Stored data Start Marker
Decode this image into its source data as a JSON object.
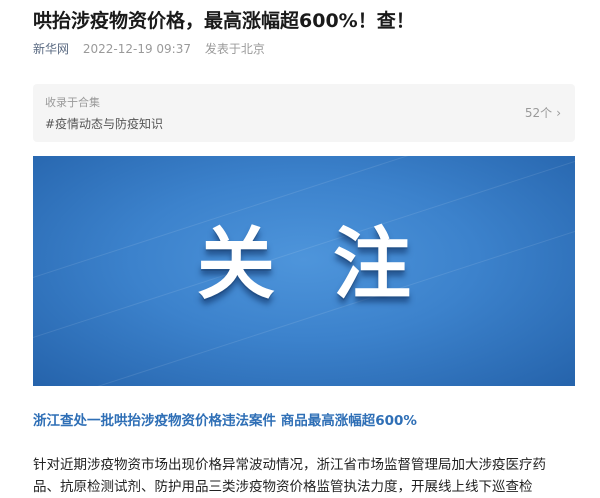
{
  "article": {
    "title": "哄抬涉疫物资价格，最高涨幅超600%！查！",
    "source": "新华网",
    "datetime": "2022-12-19 09:37",
    "location": "发表于北京"
  },
  "collection": {
    "label": "收录于合集",
    "tag": "#疫情动态与防疫知识",
    "count": "52个",
    "chevron": "›"
  },
  "banner": {
    "text": "关注",
    "colors": {
      "top": "#4e95db",
      "bottom": "#2563ab",
      "text": "#ffffff"
    }
  },
  "subheading": "浙江查处一批哄抬涉疫物资价格违法案件 商品最高涨幅超600%",
  "body_lines": [
    "针对近期涉疫物资市场出现价格异常波动情况，浙江省市场监督管理局加大涉疫医疗药",
    "品、抗原检测试剂、防护用品三类涉疫物资价格监管执法力度，开展线上线下巡查检"
  ],
  "colors": {
    "accent": "#2f6fb6",
    "meta": "#9a9a9a",
    "source": "#5a6a82"
  }
}
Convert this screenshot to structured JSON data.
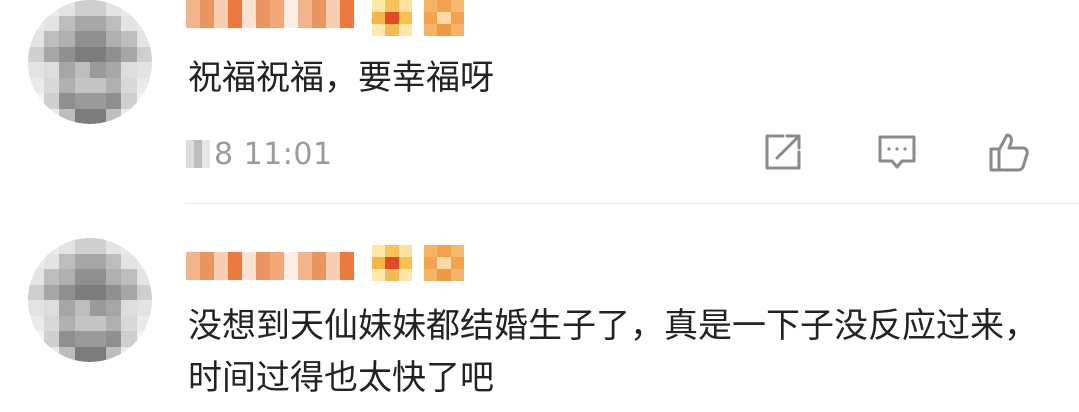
{
  "comments": [
    {
      "text": "祝福祝福，要幸福呀",
      "time": "8 11:01",
      "actions": {
        "share": "share-icon",
        "reply": "comment-icon",
        "like": "thumbs-up-icon"
      }
    },
    {
      "text": "没想到天仙妹妹都结婚生子了，真是一下子没反应过来，时间过得也太快了吧"
    }
  ],
  "colors": {
    "text": "#222222",
    "meta": "#9b9b9b",
    "icon": "#8a8a8a",
    "divider": "#e9e9e9"
  }
}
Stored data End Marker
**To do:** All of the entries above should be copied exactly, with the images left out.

**Answer:**
Decode this image into its source data as a JSON object.
{
  "article": {
    "title": "哄抬涉疫物资价格，最高涨幅超600%！查！",
    "source": "新华网",
    "datetime": "2022-12-19 09:37",
    "location": "发表于北京"
  },
  "collection": {
    "label": "收录于合集",
    "tag": "#疫情动态与防疫知识",
    "count": "52个",
    "chevron": "›"
  },
  "banner": {
    "text": "关注",
    "colors": {
      "top": "#4e95db",
      "bottom": "#2563ab",
      "text": "#ffffff"
    }
  },
  "subheading": "浙江查处一批哄抬涉疫物资价格违法案件 商品最高涨幅超600%",
  "body_lines": [
    "针对近期涉疫物资市场出现价格异常波动情况，浙江省市场监督管理局加大涉疫医疗药",
    "品、抗原检测试剂、防护用品三类涉疫物资价格监管执法力度，开展线上线下巡查检"
  ],
  "colors": {
    "accent": "#2f6fb6",
    "meta": "#9a9a9a",
    "source": "#5a6a82"
  }
}
Convert this screenshot to structured JSON data.
{
  "comments": [
    {
      "text": "祝福祝福，要幸福呀",
      "time": "8 11:01",
      "actions": {
        "share": "share-icon",
        "reply": "comment-icon",
        "like": "thumbs-up-icon"
      }
    },
    {
      "text": "没想到天仙妹妹都结婚生子了，真是一下子没反应过来，时间过得也太快了吧"
    }
  ],
  "colors": {
    "text": "#222222",
    "meta": "#9b9b9b",
    "icon": "#8a8a8a",
    "divider": "#e9e9e9"
  }
}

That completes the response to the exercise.